It took a couple of days for him to learn of the devastation, primarily because Bainbridge was gridlocked, out of power and overwhelmed by the damage. Valdosta State sent a crew of volunteers to Albany to help clean.

A few days later, Carvajal heard about Bainbridge. He sent staff to the campus, and some volunteers even left Albany to come directly to Bainbridge.

The cleanup effort has lasted almost two weeks. Seventeen Valdosta State workers were on campus, cleaning debris alongside SRTC workers.

“To have the Valdosta State guys come over—not even their own campus—and show that kind of work ethic really is very commendable,” said Wentworth.

Carvajal and Valdosta State isn’t the only aid he was impressed by.

With the Southwest Georgia community reeling, SRTC’s Bainbridge campus quickly became a staging location for the Georgia National Guard, Georgia State Patrol, Georgia Department of Community Supervision, and utility providers. Cots filled the Student Wellness Center and the Kirbo Center to accommodate these responders. The Georgia National Guard rallied in SRTC’s parking lot to provide ice, water, tarps, and food to victims of the storm.

As the region began to pull itself back together, it became clear, however, that SRTC’s campuses could not resume their normal operation without a herculean effort.

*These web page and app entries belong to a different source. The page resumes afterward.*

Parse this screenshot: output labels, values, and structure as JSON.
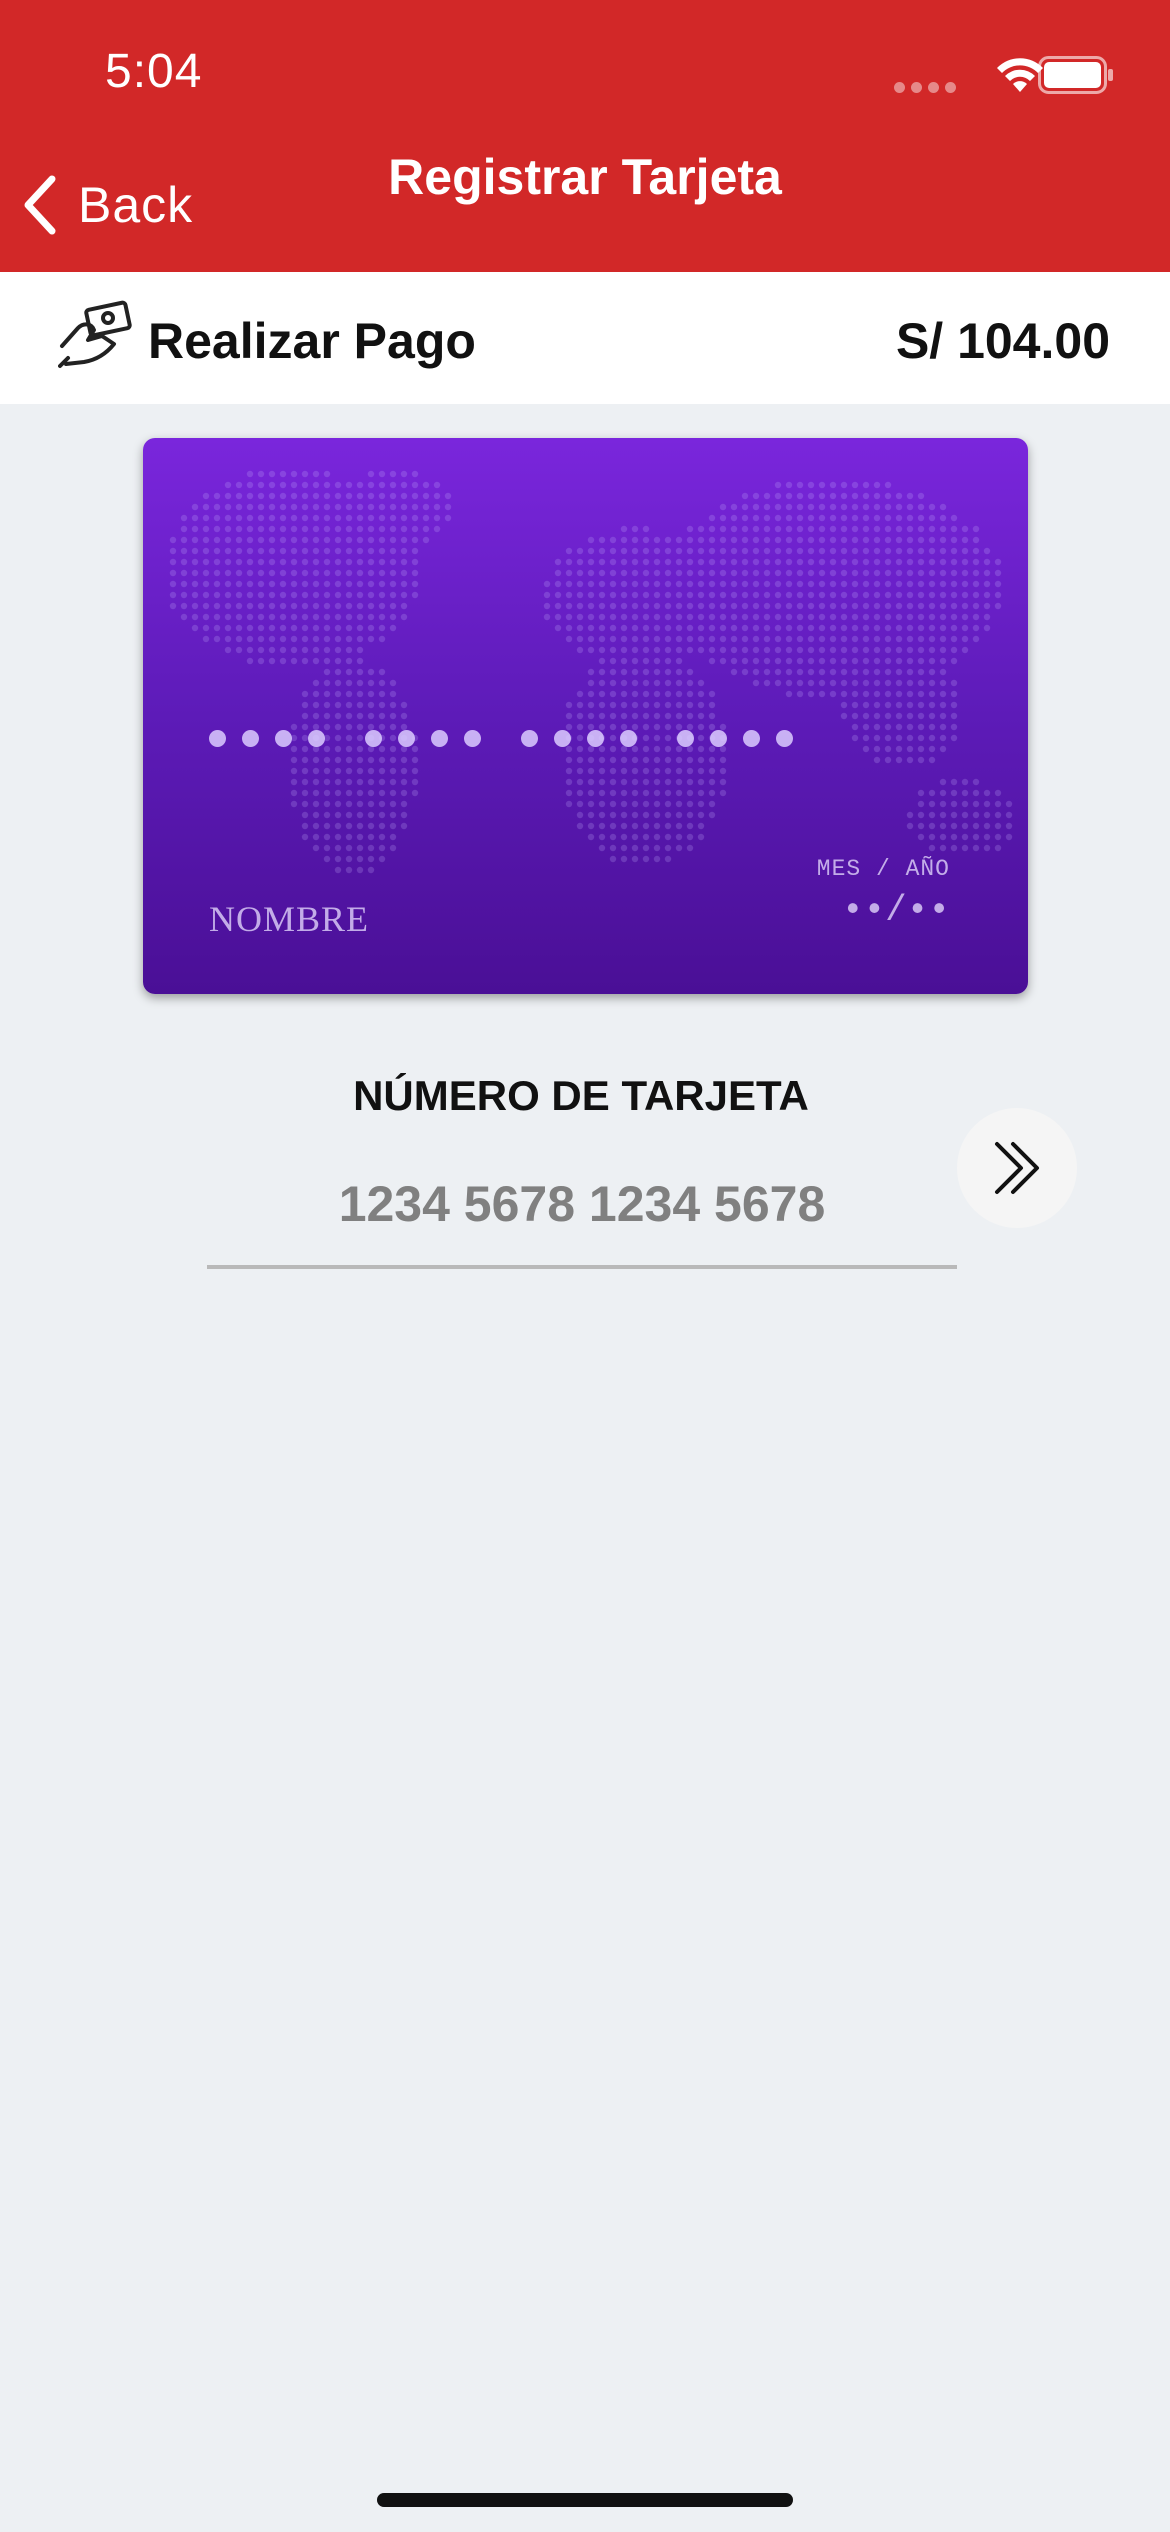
{
  "status_bar": {
    "time": "5:04"
  },
  "nav": {
    "back_label": "Back",
    "title": "Registrar Tarjeta"
  },
  "payment": {
    "label": "Realizar Pago",
    "amount": "S/ 104.00"
  },
  "card": {
    "name_placeholder": "NOMBRE",
    "expiry_label": "MES / AÑO",
    "expiry_value": "••/••"
  },
  "form": {
    "field_label": "NÚMERO DE TARJETA",
    "card_number_value": "",
    "card_number_placeholder": "1234 5678 1234 5678"
  },
  "colors": {
    "header": "#d22828",
    "card_top": "#7a26dc",
    "card_bottom": "#4a0f96",
    "background": "#edf0f3"
  }
}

Immediately after the storm, the maintenance and custodial staff went beyond the call of duty, working day and night to clear and clean up the campuses even as many of their own homes were without power.

Across the 17 counties in Valdosta State’s service area affected by Hurricane Michael, Carvajal has extended a scholarship offer for applicants who experienced hardships as a result of the storm.

“We have set aside $60,000 in scholarship money for applicants from any of the 17 of our 41 counties,” said Carvajal.